[Stored data]
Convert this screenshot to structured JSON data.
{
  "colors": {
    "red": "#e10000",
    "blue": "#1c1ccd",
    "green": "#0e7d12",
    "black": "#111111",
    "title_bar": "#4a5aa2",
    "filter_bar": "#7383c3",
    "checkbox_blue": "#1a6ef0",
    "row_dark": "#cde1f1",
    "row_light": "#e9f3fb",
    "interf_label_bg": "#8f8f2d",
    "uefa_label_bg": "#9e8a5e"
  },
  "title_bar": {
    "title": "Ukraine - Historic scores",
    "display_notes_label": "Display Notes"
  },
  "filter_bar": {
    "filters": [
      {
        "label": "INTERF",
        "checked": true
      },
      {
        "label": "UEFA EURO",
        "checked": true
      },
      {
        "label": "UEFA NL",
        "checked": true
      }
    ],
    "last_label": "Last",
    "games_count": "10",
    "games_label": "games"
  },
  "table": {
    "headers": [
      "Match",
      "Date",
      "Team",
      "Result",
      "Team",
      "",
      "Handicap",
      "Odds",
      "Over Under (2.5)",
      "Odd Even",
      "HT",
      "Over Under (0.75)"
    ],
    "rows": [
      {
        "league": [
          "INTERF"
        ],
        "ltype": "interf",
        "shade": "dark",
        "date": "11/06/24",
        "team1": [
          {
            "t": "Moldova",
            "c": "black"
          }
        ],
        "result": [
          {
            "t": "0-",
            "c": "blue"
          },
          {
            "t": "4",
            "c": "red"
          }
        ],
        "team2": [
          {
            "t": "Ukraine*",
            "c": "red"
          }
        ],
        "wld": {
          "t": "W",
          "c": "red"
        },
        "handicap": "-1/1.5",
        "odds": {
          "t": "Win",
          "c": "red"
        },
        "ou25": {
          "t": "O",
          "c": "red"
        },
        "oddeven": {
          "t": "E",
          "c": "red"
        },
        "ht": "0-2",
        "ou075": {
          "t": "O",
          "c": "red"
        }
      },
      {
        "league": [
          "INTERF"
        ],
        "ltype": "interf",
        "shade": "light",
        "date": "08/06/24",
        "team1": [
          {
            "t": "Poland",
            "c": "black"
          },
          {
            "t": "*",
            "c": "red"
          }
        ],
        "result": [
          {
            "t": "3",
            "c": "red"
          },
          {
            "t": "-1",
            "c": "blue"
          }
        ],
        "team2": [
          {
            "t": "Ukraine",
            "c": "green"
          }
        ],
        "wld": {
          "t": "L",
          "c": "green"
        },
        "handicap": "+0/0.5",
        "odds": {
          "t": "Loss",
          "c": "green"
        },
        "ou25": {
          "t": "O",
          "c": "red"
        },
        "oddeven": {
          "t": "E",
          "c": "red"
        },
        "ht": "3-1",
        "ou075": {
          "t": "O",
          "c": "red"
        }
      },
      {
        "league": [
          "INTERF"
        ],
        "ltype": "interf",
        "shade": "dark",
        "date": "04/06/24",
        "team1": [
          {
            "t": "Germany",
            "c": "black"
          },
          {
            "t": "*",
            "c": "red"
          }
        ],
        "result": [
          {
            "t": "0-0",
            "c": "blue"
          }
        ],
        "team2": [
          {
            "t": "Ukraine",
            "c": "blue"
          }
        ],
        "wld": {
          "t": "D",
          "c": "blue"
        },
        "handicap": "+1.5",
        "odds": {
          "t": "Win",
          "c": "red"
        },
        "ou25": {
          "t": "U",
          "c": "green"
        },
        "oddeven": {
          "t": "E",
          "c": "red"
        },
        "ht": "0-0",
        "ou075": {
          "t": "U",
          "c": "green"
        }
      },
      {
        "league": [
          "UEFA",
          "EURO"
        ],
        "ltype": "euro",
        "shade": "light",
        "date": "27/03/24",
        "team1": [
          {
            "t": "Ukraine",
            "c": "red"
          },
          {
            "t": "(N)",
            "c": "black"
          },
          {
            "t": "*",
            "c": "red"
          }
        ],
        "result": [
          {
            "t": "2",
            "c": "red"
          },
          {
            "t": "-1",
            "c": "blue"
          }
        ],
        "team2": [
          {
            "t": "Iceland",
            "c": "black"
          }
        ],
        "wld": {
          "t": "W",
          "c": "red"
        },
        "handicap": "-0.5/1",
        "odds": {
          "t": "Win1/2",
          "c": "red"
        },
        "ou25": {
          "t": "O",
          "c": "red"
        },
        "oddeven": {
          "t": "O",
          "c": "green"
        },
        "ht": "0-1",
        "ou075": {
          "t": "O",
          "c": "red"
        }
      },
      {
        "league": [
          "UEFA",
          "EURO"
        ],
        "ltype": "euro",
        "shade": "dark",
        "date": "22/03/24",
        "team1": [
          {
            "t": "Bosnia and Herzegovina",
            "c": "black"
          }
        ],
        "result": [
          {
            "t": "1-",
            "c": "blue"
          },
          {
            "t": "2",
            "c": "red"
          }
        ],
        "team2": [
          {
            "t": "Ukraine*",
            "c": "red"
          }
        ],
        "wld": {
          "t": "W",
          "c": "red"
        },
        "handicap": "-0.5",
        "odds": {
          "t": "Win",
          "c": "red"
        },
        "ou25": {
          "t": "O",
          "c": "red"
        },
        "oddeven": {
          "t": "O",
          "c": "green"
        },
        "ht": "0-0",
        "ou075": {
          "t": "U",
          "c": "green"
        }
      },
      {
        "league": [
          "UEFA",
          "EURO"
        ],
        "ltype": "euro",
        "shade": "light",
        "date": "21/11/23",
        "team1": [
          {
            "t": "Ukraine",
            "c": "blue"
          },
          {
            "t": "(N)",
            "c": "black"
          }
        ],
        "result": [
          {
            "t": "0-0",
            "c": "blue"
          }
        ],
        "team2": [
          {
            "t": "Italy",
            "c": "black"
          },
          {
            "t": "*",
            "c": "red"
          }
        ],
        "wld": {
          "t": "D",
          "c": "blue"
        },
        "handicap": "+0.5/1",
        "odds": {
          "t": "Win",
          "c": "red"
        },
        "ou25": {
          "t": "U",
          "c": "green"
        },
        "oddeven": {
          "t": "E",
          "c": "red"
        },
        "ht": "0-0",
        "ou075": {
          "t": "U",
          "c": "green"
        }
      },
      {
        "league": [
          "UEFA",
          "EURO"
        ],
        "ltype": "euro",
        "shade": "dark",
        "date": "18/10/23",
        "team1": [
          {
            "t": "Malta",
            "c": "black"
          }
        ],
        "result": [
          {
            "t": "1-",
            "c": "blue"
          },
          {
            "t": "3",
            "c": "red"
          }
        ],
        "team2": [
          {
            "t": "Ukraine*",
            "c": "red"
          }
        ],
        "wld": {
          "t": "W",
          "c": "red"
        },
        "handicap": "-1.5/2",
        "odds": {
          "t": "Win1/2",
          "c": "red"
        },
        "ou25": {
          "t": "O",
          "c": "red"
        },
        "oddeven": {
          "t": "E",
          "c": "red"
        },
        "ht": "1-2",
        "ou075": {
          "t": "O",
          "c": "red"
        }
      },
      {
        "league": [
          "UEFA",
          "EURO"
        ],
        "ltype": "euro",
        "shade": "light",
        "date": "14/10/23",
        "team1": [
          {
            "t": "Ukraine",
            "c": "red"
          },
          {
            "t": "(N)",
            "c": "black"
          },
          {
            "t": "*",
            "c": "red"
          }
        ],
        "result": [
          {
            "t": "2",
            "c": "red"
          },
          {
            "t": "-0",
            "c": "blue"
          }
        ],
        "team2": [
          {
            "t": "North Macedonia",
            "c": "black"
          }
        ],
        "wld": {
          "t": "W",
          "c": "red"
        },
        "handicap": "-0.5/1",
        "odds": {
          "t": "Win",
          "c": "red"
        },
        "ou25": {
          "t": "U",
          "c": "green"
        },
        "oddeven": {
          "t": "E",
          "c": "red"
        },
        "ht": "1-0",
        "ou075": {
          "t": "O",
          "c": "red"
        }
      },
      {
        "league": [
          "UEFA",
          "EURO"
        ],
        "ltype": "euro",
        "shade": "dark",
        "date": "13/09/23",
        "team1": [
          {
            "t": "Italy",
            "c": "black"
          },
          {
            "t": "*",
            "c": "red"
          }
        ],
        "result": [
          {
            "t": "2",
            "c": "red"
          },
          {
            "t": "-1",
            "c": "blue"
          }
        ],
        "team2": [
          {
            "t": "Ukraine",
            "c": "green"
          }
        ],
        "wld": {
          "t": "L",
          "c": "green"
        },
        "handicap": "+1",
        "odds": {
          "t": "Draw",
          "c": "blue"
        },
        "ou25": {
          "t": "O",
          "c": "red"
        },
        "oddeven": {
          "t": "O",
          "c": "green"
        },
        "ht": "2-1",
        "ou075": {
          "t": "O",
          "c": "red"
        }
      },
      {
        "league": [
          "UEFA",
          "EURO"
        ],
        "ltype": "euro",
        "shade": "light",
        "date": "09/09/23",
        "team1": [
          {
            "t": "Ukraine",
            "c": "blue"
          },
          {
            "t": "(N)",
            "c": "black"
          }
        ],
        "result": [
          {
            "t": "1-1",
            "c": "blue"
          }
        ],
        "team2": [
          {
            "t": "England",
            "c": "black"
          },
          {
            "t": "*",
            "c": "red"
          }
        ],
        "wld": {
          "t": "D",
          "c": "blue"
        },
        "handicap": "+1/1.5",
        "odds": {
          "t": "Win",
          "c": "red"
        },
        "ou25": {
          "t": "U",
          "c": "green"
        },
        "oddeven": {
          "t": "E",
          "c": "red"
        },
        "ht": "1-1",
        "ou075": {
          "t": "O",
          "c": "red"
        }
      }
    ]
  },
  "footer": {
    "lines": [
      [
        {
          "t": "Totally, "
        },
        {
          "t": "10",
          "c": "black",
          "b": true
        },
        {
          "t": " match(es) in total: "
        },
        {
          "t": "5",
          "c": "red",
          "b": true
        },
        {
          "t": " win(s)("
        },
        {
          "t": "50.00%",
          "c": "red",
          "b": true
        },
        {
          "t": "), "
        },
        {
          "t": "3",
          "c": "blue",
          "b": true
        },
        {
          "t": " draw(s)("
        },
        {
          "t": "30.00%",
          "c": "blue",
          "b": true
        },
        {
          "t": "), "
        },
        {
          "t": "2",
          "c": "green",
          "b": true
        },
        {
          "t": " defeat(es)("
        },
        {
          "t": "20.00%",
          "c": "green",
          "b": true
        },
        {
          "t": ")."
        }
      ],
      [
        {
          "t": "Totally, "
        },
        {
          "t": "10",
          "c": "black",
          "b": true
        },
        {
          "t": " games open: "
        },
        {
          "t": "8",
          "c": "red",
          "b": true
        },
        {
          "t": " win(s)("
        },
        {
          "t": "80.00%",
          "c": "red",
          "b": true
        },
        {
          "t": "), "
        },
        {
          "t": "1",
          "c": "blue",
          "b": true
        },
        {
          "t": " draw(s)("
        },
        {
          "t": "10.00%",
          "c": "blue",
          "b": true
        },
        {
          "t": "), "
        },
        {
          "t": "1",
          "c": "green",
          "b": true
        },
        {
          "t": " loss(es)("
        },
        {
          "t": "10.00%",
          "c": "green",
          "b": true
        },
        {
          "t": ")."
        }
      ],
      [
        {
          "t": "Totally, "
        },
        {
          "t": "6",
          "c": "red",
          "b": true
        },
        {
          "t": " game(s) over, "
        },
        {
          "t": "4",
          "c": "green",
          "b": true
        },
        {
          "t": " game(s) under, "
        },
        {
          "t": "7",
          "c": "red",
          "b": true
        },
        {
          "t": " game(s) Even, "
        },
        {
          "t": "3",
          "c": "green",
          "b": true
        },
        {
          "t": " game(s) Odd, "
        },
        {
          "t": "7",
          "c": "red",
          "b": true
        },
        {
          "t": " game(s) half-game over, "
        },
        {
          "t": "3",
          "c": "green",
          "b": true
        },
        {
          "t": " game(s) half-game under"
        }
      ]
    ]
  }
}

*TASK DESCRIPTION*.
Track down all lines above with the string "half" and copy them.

*RESPONSE TO THE EXERCISE*.
          "t": " game(s) half-game over, "
          "t": " game(s) half-game under"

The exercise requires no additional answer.